Flamenco uses the guitar’s natural percussive qualities with some tapping, thumping and string buzz. But at the same time it isn’t centered on that style. Michael Hedges and Don Ross, sure that’s great stuff.
The flamencos knew the value of percussion 100 years ago.
And, it’s natural, no thumbpick, no flatpick. Fingers and nails. Strings and wood and glue. And soul.
All of this of course has its roots in necessity. The gypsies were resourceful if not resource laden. That shaped the way the guitar was played and it’s still there today. Ah! So the purity is retained!?
And as South American and Cuban influences crept into the music they were again resourceful in saving what might have been a fading folk music by injecting subtle influences. Paco de Lucia turned it upside down, adding new harmonies and even new instruments.
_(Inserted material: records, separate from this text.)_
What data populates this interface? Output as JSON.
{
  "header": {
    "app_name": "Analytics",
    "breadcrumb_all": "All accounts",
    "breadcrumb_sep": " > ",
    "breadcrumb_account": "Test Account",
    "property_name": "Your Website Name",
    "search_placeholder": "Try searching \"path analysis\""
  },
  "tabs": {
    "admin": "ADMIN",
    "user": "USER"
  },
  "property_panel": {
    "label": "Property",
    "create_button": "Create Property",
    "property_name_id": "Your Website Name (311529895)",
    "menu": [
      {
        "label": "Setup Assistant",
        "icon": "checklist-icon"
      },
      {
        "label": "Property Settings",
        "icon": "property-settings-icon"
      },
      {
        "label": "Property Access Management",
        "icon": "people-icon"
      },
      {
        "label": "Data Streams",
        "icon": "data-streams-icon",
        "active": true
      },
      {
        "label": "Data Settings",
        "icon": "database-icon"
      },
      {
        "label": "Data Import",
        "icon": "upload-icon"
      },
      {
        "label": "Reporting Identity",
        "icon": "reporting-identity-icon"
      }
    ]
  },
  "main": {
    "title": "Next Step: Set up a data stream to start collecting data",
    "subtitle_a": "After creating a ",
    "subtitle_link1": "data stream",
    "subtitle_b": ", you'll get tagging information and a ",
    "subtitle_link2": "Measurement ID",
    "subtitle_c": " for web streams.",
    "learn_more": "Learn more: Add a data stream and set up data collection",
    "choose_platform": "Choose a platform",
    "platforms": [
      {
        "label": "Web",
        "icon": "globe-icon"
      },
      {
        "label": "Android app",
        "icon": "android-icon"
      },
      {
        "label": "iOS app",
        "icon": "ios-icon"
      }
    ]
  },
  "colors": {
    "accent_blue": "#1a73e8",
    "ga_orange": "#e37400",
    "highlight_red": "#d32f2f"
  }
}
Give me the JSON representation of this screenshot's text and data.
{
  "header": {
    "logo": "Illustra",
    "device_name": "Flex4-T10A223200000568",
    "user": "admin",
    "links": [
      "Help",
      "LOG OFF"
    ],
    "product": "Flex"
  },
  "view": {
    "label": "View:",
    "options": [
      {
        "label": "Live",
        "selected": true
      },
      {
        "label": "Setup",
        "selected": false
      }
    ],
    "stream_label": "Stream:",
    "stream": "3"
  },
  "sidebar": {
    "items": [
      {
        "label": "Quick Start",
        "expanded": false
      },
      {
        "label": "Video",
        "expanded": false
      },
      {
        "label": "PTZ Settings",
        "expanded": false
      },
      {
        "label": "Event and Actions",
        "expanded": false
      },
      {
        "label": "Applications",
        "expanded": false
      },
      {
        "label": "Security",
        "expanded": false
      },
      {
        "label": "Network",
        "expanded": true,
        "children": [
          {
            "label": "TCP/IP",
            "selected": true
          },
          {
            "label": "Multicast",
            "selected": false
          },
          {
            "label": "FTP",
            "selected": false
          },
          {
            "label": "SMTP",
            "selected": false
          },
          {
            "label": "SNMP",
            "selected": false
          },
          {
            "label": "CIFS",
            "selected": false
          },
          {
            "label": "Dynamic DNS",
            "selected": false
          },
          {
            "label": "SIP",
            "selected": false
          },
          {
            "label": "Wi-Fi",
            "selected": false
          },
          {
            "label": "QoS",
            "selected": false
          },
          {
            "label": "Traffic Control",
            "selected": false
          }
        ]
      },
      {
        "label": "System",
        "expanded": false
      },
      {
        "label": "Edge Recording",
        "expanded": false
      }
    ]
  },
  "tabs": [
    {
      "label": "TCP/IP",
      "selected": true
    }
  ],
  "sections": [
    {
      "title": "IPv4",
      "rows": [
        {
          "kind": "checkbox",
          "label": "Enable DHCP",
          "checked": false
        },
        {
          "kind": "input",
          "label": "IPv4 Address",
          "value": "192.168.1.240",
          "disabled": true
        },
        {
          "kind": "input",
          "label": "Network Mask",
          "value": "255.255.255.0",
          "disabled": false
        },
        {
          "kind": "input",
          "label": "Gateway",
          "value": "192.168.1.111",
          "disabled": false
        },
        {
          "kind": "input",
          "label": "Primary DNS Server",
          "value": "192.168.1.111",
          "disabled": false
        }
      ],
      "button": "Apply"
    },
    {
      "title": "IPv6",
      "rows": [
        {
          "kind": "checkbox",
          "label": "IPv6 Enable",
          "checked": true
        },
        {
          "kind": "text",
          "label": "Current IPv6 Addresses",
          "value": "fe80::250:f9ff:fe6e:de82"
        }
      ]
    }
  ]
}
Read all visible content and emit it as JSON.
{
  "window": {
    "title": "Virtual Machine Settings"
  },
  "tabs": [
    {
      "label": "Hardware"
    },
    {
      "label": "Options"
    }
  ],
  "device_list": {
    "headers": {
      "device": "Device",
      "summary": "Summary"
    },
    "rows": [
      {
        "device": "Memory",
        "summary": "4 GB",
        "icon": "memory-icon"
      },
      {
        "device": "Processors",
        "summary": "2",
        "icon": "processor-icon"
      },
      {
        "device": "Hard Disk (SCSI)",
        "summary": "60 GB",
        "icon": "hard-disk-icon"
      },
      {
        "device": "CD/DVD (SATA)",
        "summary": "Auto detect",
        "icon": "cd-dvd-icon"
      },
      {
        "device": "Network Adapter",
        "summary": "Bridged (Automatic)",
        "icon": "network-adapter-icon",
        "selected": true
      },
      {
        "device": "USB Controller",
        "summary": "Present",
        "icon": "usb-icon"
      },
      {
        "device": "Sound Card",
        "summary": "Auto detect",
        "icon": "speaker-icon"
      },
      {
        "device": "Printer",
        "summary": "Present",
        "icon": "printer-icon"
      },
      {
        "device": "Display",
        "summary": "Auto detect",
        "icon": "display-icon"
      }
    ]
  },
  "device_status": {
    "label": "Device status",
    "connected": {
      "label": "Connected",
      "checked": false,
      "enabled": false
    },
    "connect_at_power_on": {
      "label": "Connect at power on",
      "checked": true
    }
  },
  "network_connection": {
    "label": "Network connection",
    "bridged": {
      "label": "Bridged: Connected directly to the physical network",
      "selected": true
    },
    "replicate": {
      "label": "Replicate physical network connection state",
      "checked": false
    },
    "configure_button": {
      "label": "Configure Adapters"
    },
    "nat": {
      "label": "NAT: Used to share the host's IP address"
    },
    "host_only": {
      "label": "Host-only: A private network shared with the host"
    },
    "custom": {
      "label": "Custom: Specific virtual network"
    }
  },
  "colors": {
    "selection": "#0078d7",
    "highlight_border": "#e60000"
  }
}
The cajon was adopted by Paco and is now considered very flamenco and nearly every flamenco performance will have one. Pure and authentic, or not?
For me that is not the question, because it is still about how the guitar is played. That hasn’t changed.
Ever since I discovered flamenco music I've been drawn to it. Primarily the solo stuff, but with a band as well. It seems to be the music that was meant for the guitar. It has the power of rock and roll, the pain and sadness of the blues, it has it all. The guitar in its natural state. The guitar is incredibly adaptable but for me, flamenco is where all of its natural and best qualities are in perfect balance.
Paco de Lucia has passed out of this world. If you've never listened to flamenco, give it a try. Download a Paco concert HERE.
Paco de Lucia & Ensemble
Stadthalle Braunschweig, March 3rd 1988
01 Callejon del Muro (Minera)
02 Gloria al Niño Ricardo (Soleá)
03 El Pañuelo (Bulerías)
04 La Barrosa (Alegrías)
05 improvisación sobre el intro de 'Callejon del Muro' y Rumba
06 Gitanos Andaluces (Bulerías)
07 Casilda (Tanguillos)
08 La Cañada (Tangos)
01 band introduction
03 solo de flauta>Alegrías de baile (letras y subida)
04 Alegrías de baile (escobilla y coletilla)
05 Alta Mar
06 encore: Buana Buana King Kong